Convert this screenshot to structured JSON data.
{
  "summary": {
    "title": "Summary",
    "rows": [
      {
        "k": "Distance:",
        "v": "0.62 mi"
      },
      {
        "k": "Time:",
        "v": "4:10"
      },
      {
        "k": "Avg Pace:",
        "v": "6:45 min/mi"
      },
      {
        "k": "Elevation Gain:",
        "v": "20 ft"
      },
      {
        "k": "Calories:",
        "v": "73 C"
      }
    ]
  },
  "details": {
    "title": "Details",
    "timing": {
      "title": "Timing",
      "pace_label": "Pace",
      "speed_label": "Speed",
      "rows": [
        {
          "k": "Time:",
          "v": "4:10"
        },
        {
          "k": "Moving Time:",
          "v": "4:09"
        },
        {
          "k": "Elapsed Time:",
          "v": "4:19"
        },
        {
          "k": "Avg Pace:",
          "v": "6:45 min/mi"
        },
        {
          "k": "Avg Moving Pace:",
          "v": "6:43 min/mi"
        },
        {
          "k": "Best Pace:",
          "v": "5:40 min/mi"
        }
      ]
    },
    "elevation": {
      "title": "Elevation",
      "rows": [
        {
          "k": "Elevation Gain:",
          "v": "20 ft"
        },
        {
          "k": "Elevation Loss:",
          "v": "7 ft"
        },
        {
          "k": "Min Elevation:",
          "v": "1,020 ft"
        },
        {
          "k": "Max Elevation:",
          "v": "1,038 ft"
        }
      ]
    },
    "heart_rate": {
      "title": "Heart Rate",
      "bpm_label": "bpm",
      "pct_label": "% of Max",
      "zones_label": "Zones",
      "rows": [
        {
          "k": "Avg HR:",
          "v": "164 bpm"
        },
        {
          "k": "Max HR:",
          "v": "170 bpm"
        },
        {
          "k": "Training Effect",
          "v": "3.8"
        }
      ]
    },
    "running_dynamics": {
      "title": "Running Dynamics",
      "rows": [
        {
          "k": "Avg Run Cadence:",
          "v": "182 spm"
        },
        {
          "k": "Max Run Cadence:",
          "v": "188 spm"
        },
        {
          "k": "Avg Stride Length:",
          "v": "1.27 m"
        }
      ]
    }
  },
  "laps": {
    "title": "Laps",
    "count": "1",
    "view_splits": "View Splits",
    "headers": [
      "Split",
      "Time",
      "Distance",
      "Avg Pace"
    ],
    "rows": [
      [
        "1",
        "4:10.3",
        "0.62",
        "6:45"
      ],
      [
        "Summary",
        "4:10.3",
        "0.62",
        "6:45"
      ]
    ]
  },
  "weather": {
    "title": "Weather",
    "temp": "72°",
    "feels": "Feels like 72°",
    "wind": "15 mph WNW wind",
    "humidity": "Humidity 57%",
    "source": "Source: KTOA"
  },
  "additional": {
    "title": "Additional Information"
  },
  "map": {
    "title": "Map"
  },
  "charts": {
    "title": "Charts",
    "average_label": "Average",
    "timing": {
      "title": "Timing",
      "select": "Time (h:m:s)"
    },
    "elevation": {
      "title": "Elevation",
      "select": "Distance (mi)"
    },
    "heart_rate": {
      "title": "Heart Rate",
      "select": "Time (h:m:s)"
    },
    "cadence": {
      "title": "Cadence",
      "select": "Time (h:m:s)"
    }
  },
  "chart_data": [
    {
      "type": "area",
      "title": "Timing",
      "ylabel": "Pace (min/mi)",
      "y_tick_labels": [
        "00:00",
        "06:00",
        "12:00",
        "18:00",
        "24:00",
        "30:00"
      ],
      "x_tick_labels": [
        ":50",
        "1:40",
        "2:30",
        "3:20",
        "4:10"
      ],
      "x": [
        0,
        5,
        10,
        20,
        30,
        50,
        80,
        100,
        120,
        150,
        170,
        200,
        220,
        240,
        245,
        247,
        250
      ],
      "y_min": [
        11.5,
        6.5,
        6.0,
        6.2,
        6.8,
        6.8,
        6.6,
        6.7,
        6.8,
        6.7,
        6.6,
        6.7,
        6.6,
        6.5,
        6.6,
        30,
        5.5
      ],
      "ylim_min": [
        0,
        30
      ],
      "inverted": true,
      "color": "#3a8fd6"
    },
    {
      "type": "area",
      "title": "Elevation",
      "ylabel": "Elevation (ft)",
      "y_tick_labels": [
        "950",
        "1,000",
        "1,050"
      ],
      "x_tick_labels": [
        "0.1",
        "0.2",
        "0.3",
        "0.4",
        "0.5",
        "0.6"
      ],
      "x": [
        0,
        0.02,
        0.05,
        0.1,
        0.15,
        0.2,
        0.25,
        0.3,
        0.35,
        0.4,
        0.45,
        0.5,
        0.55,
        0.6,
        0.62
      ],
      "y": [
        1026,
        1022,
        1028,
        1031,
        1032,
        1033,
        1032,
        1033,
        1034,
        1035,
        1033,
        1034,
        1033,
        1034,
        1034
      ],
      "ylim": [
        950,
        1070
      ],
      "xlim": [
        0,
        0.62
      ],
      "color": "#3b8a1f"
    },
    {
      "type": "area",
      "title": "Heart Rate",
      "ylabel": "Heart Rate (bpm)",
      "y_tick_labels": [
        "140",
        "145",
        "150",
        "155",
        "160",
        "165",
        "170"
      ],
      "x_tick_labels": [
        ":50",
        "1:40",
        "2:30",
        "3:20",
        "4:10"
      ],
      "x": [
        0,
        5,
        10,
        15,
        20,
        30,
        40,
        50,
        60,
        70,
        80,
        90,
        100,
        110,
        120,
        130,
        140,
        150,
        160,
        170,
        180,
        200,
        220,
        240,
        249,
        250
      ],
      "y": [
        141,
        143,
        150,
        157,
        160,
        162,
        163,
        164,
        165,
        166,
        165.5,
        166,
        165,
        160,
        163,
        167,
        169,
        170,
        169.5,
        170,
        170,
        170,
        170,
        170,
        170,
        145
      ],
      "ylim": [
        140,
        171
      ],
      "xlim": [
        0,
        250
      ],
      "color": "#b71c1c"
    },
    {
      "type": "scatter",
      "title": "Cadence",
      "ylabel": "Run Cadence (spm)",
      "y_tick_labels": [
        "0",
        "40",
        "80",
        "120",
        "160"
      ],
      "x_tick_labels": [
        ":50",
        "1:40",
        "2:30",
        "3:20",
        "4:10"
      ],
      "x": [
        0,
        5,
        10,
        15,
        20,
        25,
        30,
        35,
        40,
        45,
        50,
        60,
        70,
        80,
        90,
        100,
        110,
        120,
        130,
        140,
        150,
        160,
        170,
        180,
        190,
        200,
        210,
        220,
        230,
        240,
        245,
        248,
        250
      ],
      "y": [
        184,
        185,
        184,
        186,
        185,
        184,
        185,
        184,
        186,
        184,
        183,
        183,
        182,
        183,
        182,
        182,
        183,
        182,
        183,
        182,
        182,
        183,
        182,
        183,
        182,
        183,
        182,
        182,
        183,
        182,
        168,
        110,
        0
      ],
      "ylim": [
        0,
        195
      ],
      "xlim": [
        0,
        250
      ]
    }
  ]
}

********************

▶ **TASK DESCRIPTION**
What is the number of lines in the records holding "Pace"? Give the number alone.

▶ **RESPONSE**
7